Activity: From the first line to the last, return the data exactly, with no pictures.

Entries provided:

┄┄┄┄┄┄┄┄┄┄┄┄┄┄┄┄┄┄┄┄

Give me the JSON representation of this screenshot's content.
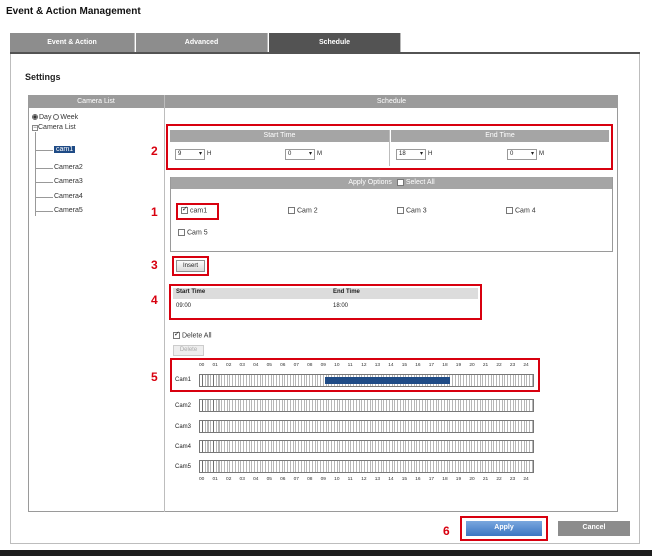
{
  "page_title": "Event & Action Management",
  "tabs": [
    {
      "label": "Event & Action",
      "active": false
    },
    {
      "label": "Advanced",
      "active": false
    },
    {
      "label": "Schedule",
      "active": true
    }
  ],
  "settings_title": "Settings",
  "camera_list": {
    "header": "Camera List",
    "mode_options": [
      "Day",
      "Week"
    ],
    "selected_mode": "Day",
    "tree_root": "Camera List",
    "items": [
      "cam1",
      "Camera2",
      "Camera3",
      "Camera4",
      "Camera5"
    ],
    "selected_item": "cam1"
  },
  "schedule": {
    "header": "Schedule",
    "start_time": {
      "label": "Start Time",
      "hour": "9",
      "hour_unit": "H",
      "minute": "0",
      "minute_unit": "M"
    },
    "end_time": {
      "label": "End Time",
      "hour": "18",
      "hour_unit": "H",
      "minute": "0",
      "minute_unit": "M"
    },
    "apply_options": {
      "label": "Apply Options",
      "select_all_label": "Select All",
      "select_all_checked": false
    },
    "cameras": [
      {
        "label": "cam1",
        "checked": true
      },
      {
        "label": "Cam 2",
        "checked": false
      },
      {
        "label": "Cam 3",
        "checked": false
      },
      {
        "label": "Cam 4",
        "checked": false
      },
      {
        "label": "Cam 5",
        "checked": false
      }
    ],
    "insert_label": "Insert",
    "time_table": {
      "headers": [
        "Start Time",
        "End Time"
      ],
      "rows": [
        [
          "09:00",
          "18:00"
        ]
      ]
    },
    "delete_all_label": "Delete All",
    "delete_all_checked": true,
    "delete_label": "Delete",
    "hours": [
      "00",
      "01",
      "02",
      "03",
      "04",
      "05",
      "06",
      "07",
      "08",
      "09",
      "10",
      "11",
      "12",
      "13",
      "14",
      "15",
      "16",
      "17",
      "18",
      "19",
      "20",
      "21",
      "22",
      "23",
      "24"
    ],
    "grid_rows": [
      {
        "label": "Cam1",
        "range": [
          9,
          18
        ]
      },
      {
        "label": "Cam2",
        "range": null
      },
      {
        "label": "Cam3",
        "range": null
      },
      {
        "label": "Cam4",
        "range": null
      },
      {
        "label": "Cam5",
        "range": null
      }
    ]
  },
  "callouts": [
    "1",
    "2",
    "3",
    "4",
    "5",
    "6"
  ],
  "buttons": {
    "apply": "Apply",
    "cancel": "Cancel"
  },
  "colors": {
    "accent": "#1f4b86",
    "callout": "#d8000f",
    "header": "#9b9b9b"
  }
}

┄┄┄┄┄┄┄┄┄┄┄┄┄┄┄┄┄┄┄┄

Result:
Give me the JSON representation of this screenshot's content.
{
  "page_title": "Event & Action Management",
  "tabs": [
    {
      "label": "Event & Action",
      "active": false
    },
    {
      "label": "Advanced",
      "active": false
    },
    {
      "label": "Schedule",
      "active": true
    }
  ],
  "settings_title": "Settings",
  "camera_list": {
    "header": "Camera List",
    "mode_options": [
      "Day",
      "Week"
    ],
    "selected_mode": "Day",
    "tree_root": "Camera List",
    "items": [
      "cam1",
      "Camera2",
      "Camera3",
      "Camera4",
      "Camera5"
    ],
    "selected_item": "cam1"
  },
  "schedule": {
    "header": "Schedule",
    "start_time": {
      "label": "Start Time",
      "hour": "9",
      "hour_unit": "H",
      "minute": "0",
      "minute_unit": "M"
    },
    "end_time": {
      "label": "End Time",
      "hour": "18",
      "hour_unit": "H",
      "minute": "0",
      "minute_unit": "M"
    },
    "apply_options": {
      "label": "Apply Options",
      "select_all_label": "Select All",
      "select_all_checked": false
    },
    "cameras": [
      {
        "label": "cam1",
        "checked": true
      },
      {
        "label": "Cam 2",
        "checked": false
      },
      {
        "label": "Cam 3",
        "checked": false
      },
      {
        "label": "Cam 4",
        "checked": false
      },
      {
        "label": "Cam 5",
        "checked": false
      }
    ],
    "insert_label": "Insert",
    "time_table": {
      "headers": [
        "Start Time",
        "End Time"
      ],
      "rows": [
        [
          "09:00",
          "18:00"
        ]
      ]
    },
    "delete_all_label": "Delete All",
    "delete_all_checked": true,
    "delete_label": "Delete",
    "hours": [
      "00",
      "01",
      "02",
      "03",
      "04",
      "05",
      "06",
      "07",
      "08",
      "09",
      "10",
      "11",
      "12",
      "13",
      "14",
      "15",
      "16",
      "17",
      "18",
      "19",
      "20",
      "21",
      "22",
      "23",
      "24"
    ],
    "grid_rows": [
      {
        "label": "Cam1",
        "range": [
          9,
          18
        ]
      },
      {
        "label": "Cam2",
        "range": null
      },
      {
        "label": "Cam3",
        "range": null
      },
      {
        "label": "Cam4",
        "range": null
      },
      {
        "label": "Cam5",
        "range": null
      }
    ]
  },
  "callouts": [
    "1",
    "2",
    "3",
    "4",
    "5",
    "6"
  ],
  "buttons": {
    "apply": "Apply",
    "cancel": "Cancel"
  },
  "colors": {
    "accent": "#1f4b86",
    "callout": "#d8000f",
    "header": "#9b9b9b"
  }
}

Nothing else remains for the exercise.